For all the articles Odyssey Traveller has published for mature aged and senior travellers, click through on this link.

External articles to assist you on your visit to the Flinders Ranges and South Australia: 

Articles

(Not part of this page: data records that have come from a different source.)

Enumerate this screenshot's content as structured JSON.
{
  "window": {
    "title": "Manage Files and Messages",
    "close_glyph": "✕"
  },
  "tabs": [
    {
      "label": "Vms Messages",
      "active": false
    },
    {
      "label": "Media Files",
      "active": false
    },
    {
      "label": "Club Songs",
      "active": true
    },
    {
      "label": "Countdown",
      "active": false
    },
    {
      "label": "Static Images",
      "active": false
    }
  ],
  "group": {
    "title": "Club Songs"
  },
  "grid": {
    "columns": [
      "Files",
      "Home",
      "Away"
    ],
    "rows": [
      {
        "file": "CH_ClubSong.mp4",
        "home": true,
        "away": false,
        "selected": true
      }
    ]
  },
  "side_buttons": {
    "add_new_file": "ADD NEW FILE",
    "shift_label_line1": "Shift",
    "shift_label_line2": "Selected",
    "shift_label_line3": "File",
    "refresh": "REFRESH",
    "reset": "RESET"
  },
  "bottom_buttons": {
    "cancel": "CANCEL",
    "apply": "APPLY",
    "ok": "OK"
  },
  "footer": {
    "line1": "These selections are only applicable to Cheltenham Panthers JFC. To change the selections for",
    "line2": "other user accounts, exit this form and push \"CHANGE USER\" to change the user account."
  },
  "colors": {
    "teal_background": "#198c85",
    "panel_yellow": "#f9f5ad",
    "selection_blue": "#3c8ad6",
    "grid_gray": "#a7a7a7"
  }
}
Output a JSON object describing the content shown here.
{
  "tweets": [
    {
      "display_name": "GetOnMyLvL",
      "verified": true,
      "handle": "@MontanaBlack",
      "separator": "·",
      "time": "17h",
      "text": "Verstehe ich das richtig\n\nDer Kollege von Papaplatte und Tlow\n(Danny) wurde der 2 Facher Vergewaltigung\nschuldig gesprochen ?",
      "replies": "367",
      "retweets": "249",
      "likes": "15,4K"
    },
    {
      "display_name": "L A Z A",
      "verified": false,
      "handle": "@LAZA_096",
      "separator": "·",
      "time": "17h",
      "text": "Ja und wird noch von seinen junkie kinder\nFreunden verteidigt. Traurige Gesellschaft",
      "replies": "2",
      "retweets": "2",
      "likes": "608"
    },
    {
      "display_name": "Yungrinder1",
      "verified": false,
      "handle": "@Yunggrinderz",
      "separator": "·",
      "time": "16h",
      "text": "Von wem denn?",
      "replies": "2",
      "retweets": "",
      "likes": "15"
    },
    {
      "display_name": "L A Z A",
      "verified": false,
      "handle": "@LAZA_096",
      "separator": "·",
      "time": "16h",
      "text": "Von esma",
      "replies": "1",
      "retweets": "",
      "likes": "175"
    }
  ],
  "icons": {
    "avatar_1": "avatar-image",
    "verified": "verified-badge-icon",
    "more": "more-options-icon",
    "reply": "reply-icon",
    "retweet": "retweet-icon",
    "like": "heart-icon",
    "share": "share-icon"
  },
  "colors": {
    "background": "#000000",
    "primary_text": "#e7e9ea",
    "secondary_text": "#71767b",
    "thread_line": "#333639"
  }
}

Odyssey Traveller visits the Mallee regions of Victoria, New South Wales, and South Australia as part of our new tour of the Southern States of Australia. Designed to make you re-think the way you understand…
Ancient Aboriginal trade routes of Australia Trade was a central part of life for Aboriginal people prior to the British settlement of Australia. Trading routes criss-crossed the nation, dispersing goods, information, technologies and culture thousands…
Australian Rivers By Marco Stojanovik Australian rivers have shaped the country from the moment the first Indigenous people arrived tens of thousands of years ago through European occupation until today. Supplying the vital ingredients of…
Australian Outback Cattle King: Sir Sidney Kidman  From a humble background as a stockman, Sir Sidney “The Cattle King” Kidman (1857-1935) would go onto build an outback cattle station empire covering 3 per cent of…
Birdsville and the Birdsville Track, Queensland On the very western edge of Queensland is Birdsville. The Birdsville population is 115, regarded as the quintessential Australian outback town, a tourist destination, though Oodnadatta, Marree, or Coober…
Camels of the Australian Outback Here’s a trivia question : where are the world’s only wild single-hump (dromedary camel) camels found? If you guessed Arabia or the Sahara, you’d be wrong. In fact, the answer…
Charles Sturt and the search for the inland sea In 1844, the explorer Captain Charles Sturt set out with a large party into the central Australia to find what he believed would be the Australia…
The town of Coober Pedy was not established until 1915, when a 14-year old boy found a precious opal in a remote part of the South Australian outback. Soon afterwards, miners flocked to the area...
Curdimurka By Marco Stojanovik The long abandoned Curdimurka railway siding located on the Oodnadatta Track is incredibly remote. A few kilomoles west of Lake Eyre, 104km west of Marre and 620 kilometres north of Adelaide,…
In 1883, Stuart's tree was located, and photographed in 1885, verifying his claims. The route he established through the centre of Australia became the basis of the Australian Overland Telegraph Line. In 1942, the principal…
Farina On the edge of the desert within the Lake Eyre Basin, South Australia, 600 kilometres north of Adelaide, sits the abandoned railway town Farina. Historic crumbling buildings yearn for a by-gone time the busy…
Marree and the Railway Track, South Australia At the meeting point of the Oodnadatta Trail (Oodnadatta Track)and the Birdsville Track , the town of Marree, South Australia, has a fascinating history at the crossroads of…
Before European colonisation, the local Aboriginal people knew the area as Curdnatta, meaning 'sandy place'. The area was reached by the explorers Alexander Elder and John Grainger in 1852, who named the town Port Augusta.
Aboriginal Australian Arrival Some Aboriginal Australians have always believed that their ancestors came from across the sea in canoes in the Dreamtime. In northern Australia, for example, one of the major themes in indigenous Creation…
The Australian Outback: A Definitive Guide ‘Back o’ Bourke’, ‘beyond the black stump’, ‘Outback’, ‘Never Never’: the various names given to the vast inland of Australia reveal just how hard it is to precisely summarise…
The Simpson Desert, Australia Sand dunes, desert flora, and splendid isolation: the Simpson Desert is one of the great wildernesses of outback Australia. Crossing the borders of South Australia, Queensland and the Northern Territory, the…
The Strzelecki Track, South Australia Passing through a remote and timeless landscape, packed with historical sites, the Strzelecki Track is one of Australia ‘s great outback adventures for road users or those with a passion…
Uncovering the ancient history of Aboriginal Australia … from time immemorial, we believe as Aboriginal people, Australia has been here from the first sunrise, our people have been here along with the continent, with the…
The Channel Country By Marco Stojanovik The Channel Country constitutes some of the most distinctive landscape in Australia: wide open flat alluvial terrain that is essentially desert that floods after heavy rainfall. An estimated 280,000…